"I let out the biggest 'yahoo' I've ever let out in my life. I just couldn't believe what I was staring at, to be quite honest with you," said Jim Rae, of South Nahanni Outfitters, who was Boenicke's guide on the October trip.
"The size of those antlers ... I don't even know how that animal carries those things."
While the moose was hunted in October, Boenicke had to wait 60 days for the moose trophy to dry before it could be officially measured by the Boone and Crockett Club, in order to determine if it is one of the largest Yukon-Alaska moose on record.
"We got together and had a look at this unbelievable huge moose," said Shane Buchanan, the Yukon's official measurer for Boone and Crockett, which maintains records of native North American large game trophies.
"It was a really exciting moment to have that opportunity to see and score something that large."
Rae said the antlers alone weighed about 40 kilograms and were just under two metres in length, from tip to tip.
If the measurements are accepted by Boone and Crocket, Boenicke's moose trophy could be in a four-way tie for the 19th-largest Yukon-Alaska moose in the world. It would also be the N.W.T.'s third moose in the club's top 20.

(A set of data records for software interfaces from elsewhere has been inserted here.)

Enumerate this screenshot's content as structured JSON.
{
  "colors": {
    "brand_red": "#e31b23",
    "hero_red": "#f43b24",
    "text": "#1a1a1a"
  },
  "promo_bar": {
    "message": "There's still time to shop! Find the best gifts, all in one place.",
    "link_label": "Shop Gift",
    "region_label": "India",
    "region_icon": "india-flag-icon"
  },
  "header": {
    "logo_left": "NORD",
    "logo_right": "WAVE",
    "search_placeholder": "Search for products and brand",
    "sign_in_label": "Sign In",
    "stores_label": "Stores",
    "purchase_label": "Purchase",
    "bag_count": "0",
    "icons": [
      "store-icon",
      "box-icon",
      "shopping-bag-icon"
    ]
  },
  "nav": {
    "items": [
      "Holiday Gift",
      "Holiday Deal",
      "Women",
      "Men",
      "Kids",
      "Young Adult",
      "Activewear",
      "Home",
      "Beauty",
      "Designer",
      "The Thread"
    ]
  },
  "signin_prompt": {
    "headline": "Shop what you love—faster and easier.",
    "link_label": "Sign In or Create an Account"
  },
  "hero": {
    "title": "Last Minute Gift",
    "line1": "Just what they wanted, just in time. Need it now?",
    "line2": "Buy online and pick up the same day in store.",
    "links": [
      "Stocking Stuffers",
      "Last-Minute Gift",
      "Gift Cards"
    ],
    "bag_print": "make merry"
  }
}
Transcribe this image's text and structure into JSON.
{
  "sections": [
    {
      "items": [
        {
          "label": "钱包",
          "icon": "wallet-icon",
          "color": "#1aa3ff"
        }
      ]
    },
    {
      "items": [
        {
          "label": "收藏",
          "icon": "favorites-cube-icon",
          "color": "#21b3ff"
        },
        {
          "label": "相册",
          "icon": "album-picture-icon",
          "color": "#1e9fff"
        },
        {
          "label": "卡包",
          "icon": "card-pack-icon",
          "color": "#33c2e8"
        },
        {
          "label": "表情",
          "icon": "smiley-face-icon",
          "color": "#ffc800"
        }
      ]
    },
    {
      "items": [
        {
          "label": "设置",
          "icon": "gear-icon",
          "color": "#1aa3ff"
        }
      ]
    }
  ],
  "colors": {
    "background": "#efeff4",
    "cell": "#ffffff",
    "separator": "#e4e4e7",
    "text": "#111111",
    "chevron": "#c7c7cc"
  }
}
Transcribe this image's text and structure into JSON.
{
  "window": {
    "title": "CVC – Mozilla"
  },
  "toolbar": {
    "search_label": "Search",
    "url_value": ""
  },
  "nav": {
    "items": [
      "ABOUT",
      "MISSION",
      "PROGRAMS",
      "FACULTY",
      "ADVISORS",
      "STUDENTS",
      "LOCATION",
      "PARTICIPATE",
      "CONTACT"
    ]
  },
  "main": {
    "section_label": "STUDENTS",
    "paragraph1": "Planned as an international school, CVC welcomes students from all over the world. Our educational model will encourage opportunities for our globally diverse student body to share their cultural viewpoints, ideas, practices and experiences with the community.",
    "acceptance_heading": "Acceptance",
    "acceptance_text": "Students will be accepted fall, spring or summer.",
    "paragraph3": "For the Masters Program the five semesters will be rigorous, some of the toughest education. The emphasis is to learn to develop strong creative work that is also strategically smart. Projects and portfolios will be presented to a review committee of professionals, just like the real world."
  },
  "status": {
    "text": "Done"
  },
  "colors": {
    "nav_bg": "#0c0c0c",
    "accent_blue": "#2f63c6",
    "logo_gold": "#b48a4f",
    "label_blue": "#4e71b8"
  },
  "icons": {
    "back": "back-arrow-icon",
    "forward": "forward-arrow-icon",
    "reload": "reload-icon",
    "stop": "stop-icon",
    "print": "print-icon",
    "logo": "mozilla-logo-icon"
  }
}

Boenicke told CBC News he plans to make his fourth hunting trip to the Mackenzie Mountains later this year.